App and web page records:
::::
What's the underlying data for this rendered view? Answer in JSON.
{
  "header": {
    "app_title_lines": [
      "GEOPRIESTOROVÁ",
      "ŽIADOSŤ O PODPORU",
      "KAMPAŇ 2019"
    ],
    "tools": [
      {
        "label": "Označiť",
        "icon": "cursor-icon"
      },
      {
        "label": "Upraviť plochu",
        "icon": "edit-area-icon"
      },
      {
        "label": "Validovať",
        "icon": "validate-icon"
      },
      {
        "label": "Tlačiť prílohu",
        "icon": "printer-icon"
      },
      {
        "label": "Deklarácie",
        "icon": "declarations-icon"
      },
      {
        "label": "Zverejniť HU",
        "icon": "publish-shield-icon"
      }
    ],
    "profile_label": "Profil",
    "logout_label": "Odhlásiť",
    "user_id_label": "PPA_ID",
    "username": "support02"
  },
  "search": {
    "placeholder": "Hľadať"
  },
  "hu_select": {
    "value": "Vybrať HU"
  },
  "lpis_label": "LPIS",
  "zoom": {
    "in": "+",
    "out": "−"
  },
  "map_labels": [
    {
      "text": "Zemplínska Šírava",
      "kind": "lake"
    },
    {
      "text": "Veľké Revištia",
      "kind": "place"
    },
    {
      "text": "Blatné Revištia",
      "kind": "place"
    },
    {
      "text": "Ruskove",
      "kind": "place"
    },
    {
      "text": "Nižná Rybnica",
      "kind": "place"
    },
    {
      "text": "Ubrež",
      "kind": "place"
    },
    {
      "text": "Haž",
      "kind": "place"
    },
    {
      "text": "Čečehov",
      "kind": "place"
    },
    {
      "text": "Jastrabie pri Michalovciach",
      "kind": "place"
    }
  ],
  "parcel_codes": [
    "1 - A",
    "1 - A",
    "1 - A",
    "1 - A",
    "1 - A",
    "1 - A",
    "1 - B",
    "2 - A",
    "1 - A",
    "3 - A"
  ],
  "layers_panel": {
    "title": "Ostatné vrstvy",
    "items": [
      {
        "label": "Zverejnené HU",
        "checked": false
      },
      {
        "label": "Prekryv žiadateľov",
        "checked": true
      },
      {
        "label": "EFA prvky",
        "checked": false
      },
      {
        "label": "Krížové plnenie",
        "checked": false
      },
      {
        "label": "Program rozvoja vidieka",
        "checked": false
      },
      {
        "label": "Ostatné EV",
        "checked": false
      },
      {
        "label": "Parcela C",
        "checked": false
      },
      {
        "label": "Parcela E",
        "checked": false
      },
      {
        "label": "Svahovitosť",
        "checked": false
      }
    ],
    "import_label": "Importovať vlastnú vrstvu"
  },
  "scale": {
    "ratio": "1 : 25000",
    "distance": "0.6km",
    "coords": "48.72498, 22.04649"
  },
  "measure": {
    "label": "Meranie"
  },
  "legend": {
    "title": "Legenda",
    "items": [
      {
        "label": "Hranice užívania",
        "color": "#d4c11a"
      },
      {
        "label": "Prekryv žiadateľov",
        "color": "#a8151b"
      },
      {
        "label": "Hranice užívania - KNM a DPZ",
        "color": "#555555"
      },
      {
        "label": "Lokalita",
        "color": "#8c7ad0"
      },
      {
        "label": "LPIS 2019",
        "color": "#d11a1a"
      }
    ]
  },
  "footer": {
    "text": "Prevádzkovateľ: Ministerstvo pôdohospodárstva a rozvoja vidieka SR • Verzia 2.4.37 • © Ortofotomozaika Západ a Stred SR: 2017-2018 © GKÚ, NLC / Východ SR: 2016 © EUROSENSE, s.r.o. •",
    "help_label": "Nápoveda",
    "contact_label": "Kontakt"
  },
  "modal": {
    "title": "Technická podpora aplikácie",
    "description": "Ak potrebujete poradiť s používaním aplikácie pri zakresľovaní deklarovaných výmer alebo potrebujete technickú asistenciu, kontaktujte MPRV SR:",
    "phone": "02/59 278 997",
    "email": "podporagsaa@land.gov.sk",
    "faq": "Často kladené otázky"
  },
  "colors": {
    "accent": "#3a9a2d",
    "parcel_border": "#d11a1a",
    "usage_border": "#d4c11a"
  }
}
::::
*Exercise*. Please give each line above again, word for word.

*Answer*.
What's the underlying data for this rendered view? Answer in JSON.
{
  "header": {
    "app_title_lines": [
      "GEOPRIESTOROVÁ",
      "ŽIADOSŤ O PODPORU",
      "KAMPAŇ 2019"
    ],
    "tools": [
      {
        "label": "Označiť",
        "icon": "cursor-icon"
      },
      {
        "label": "Upraviť plochu",
        "icon": "edit-area-icon"
      },
      {
        "label": "Validovať",
        "icon": "validate-icon"
      },
      {
        "label": "Tlačiť prílohu",
        "icon": "printer-icon"
      },
      {
        "label": "Deklarácie",
        "icon": "declarations-icon"
      },
      {
        "label": "Zverejniť HU",
        "icon": "publish-shield-icon"
      }
    ],
    "profile_label": "Profil",
    "logout_label": "Odhlásiť",
    "user_id_label": "PPA_ID",
    "username": "support02"
  },
  "search": {
    "placeholder": "Hľadať"
  },
  "hu_select": {
    "value": "Vybrať HU"
  },
  "lpis_label": "LPIS",
  "zoom": {
    "in": "+",
    "out": "−"
  },
  "map_labels": [
    {
      "text": "Zemplínska Šírava",
      "kind": "lake"
    },
    {
      "text": "Veľké Revištia",
      "kind": "place"
    },
    {
      "text": "Blatné Revištia",
      "kind": "place"
    },
    {
      "text": "Ruskove",
      "kind": "place"
    },
    {
      "text": "Nižná Rybnica",
      "kind": "place"
    },
    {
      "text": "Ubrež",
      "kind": "place"
    },
    {
      "text": "Haž",
      "kind": "place"
    },
    {
      "text": "Čečehov",
      "kind": "place"
    },
    {
      "text": "Jastrabie pri Michalovciach",
      "kind": "place"
    }
  ],
  "parcel_codes": [
    "1 - A",
    "1 - A",
    "1 - A",
    "1 - A",
    "1 - A",
    "1 - A",
    "1 - B",
    "2 - A",
    "1 - A",
    "3 - A"
  ],
  "layers_panel": {
    "title": "Ostatné vrstvy",
    "items": [
      {
        "label": "Zverejnené HU",
        "checked": false
      },
      {
        "label": "Prekryv žiadateľov",
        "checked": true
      },
      {
        "label": "EFA prvky",
        "checked": false
      },
      {
        "label": "Krížové plnenie",
        "checked": false
      },
      {
        "label": "Program rozvoja vidieka",
        "checked": false
      },
      {
        "label": "Ostatné EV",
        "checked": false
      },
      {
        "label": "Parcela C",
        "checked": false
      },
      {
        "label": "Parcela E",
        "checked": false
      },
      {
        "label": "Svahovitosť",
        "checked": false
      }
    ],
    "import_label": "Importovať vlastnú vrstvu"
  },
  "scale": {
    "ratio": "1 : 25000",
    "distance": "0.6km",
    "coords": "48.72498, 22.04649"
  },
  "measure": {
    "label": "Meranie"
  },
  "legend": {
    "title": "Legenda",
    "items": [
      {
        "label": "Hranice užívania",
        "color": "#d4c11a"
      },
      {
        "label": "Prekryv žiadateľov",
        "color": "#a8151b"
      },
      {
        "label": "Hranice užívania - KNM a DPZ",
        "color": "#555555"
      },
      {
        "label": "Lokalita",
        "color": "#8c7ad0"
      },
      {
        "label": "LPIS 2019",
        "color": "#d11a1a"
      }
    ]
  },
  "footer": {
    "text": "Prevádzkovateľ: Ministerstvo pôdohospodárstva a rozvoja vidieka SR • Verzia 2.4.37 • © Ortofotomozaika Západ a Stred SR: 2017-2018 © GKÚ, NLC / Východ SR: 2016 © EUROSENSE, s.r.o. •",
    "help_label": "Nápoveda",
    "contact_label": "Kontakt"
  },
  "modal": {
    "title": "Technická podpora aplikácie",
    "description": "Ak potrebujete poradiť s používaním aplikácie pri zakresľovaní deklarovaných výmer alebo potrebujete technickú asistenciu, kontaktujte MPRV SR:",
    "phone": "02/59 278 997",
    "email": "podporagsaa@land.gov.sk",
    "faq": "Často kladené otázky"
  },
  "colors": {
    "accent": "#3a9a2d",
    "parcel_border": "#d11a1a",
    "usage_border": "#d4c11a"
  }
}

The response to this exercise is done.